Margin trading also poses two threats for the government:
- Political: Over the past year, tens of millions of ordinary people invested in the stock market because of government’s encouragement. These people would undoubtedly hold government responsible if they lose their money, and this could pose a serious threat to the government’s legitimacy.
- Financial: It may trigger a financial crisis like the one in 2008. Like ordinary Chinese investors who used stocks as collateral to borrow money and buy more stocks, Chinese companies also used their own stock as collateral for loans. Other financial institutions -trusts also made risky stock investments with borrowed funds. If stock prices fall, creditors might start to call in these loans, triggering the same kind of domino effect that did so much damage to the US economy seven years ago.
This was evident by a recent headline which announced China billionaires Jack Ma & Wang Jianlin losing $800 million in the recent stock market crash.
But China is not sitting idle.
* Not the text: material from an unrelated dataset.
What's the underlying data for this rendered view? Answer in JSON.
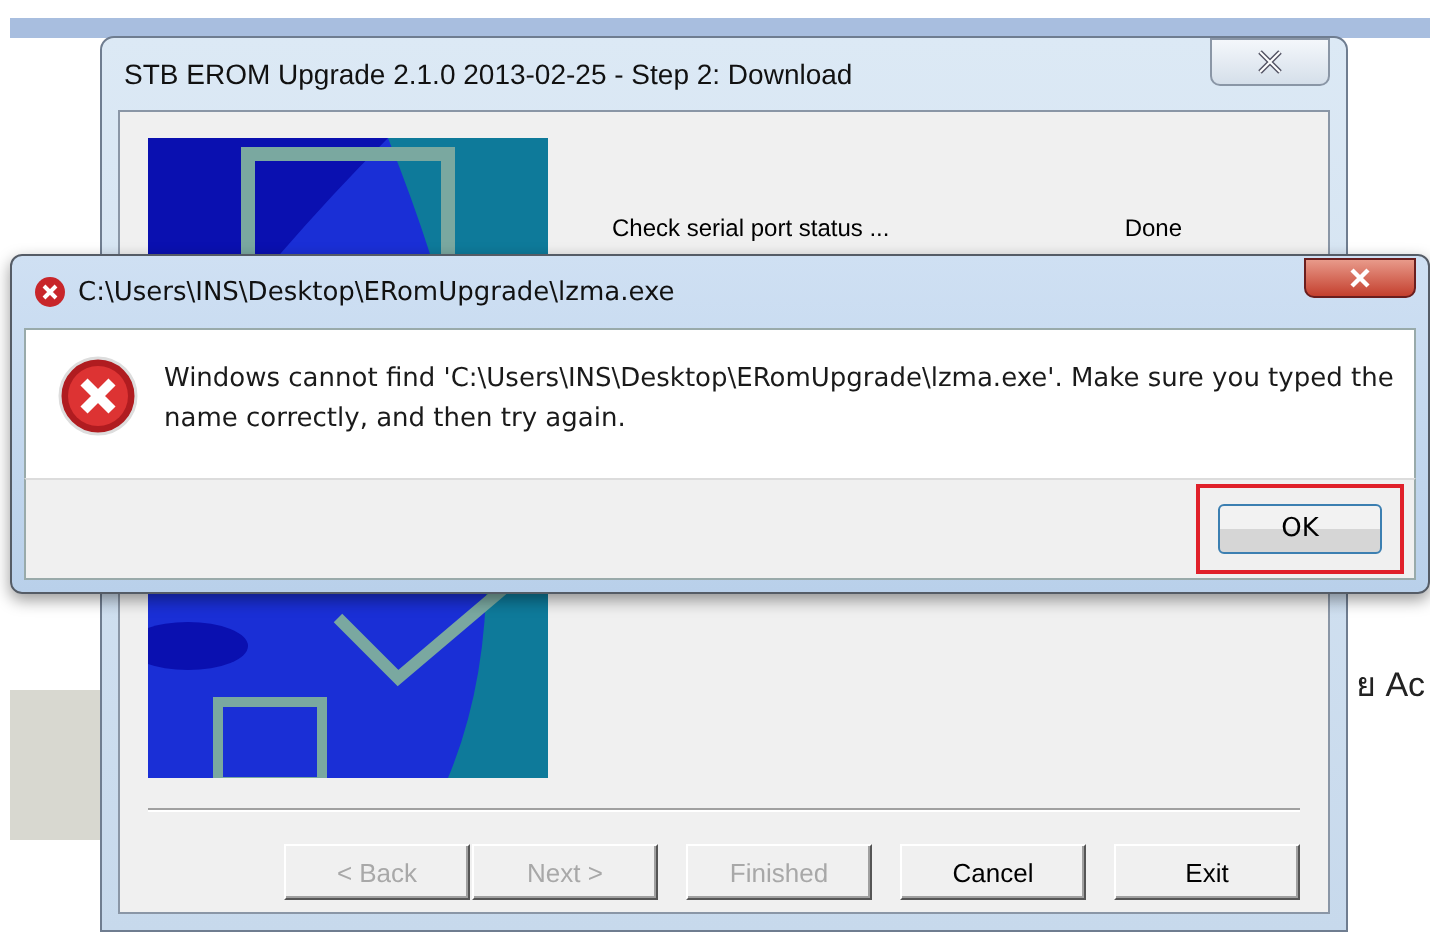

So what is it doing?
Well, for starters, a number of steps have been taken by government in the last 1 year to push back the fall:
- Stimulus: To counteract the slowing Chinese economy, a new $40 billion plan was announced by the government to foster growth in areas which needed it.
- More Government spending: China will be speeding up infrastructure spending by building roads and public utilities.
- More than half the stocks stopped trading: In the last week, in an attempt to revive the market, about 2.6 trillion worth of stocks were requested not to be traded.
- Chinese government also relaxed the rules imposed on margin trading once more.
- China stopped any new listing or release of IPOs over the weekend.
- Big shareholders can’t sell for 6 months:From 8th July, controlling shareholders and board members are prohibited from reducing share holdings via the secondary market for six months.
- Devaluing Yuan: China’s currency fell heavily against the dollar in July. There’s a speculation that it will depreciate even further. A weaker yuan makes Chinese exports cheaper, and so should help jumpstart growth.
At the same time, it’s worth remembering that China’s stock market remains a relatively smaller part of the overall economy, accounting for less than 1.5% of banking assets and 15% of household wealth. So it may not have a really big effect on the Chinese economy. And so some maintain the view that this is just another hiccup in the China’s spectacular growth story, and the government, with its many measures, will fix things like it has always done. All that is needed is a little faith.
Nonetheless, wiping out over one-third of the value of those holdings is a huge blow to confidence in the economy.
Shanghai’s stock market may stabilize, and the South China Sea squabbles might recede for a time. Regardless, 2015 will be seen as the year that the world hit peak China. The question now is whether this stock market crash seriously affects Chinese economy, and if yes, how Asia’s future will be shaped by a falling, and not a rising China.
1) The Business Insider
2) The Guardian
4) Business Insider
5) The Wall Street Journal: The Risks of a Falling China
Categories: Story Of The Week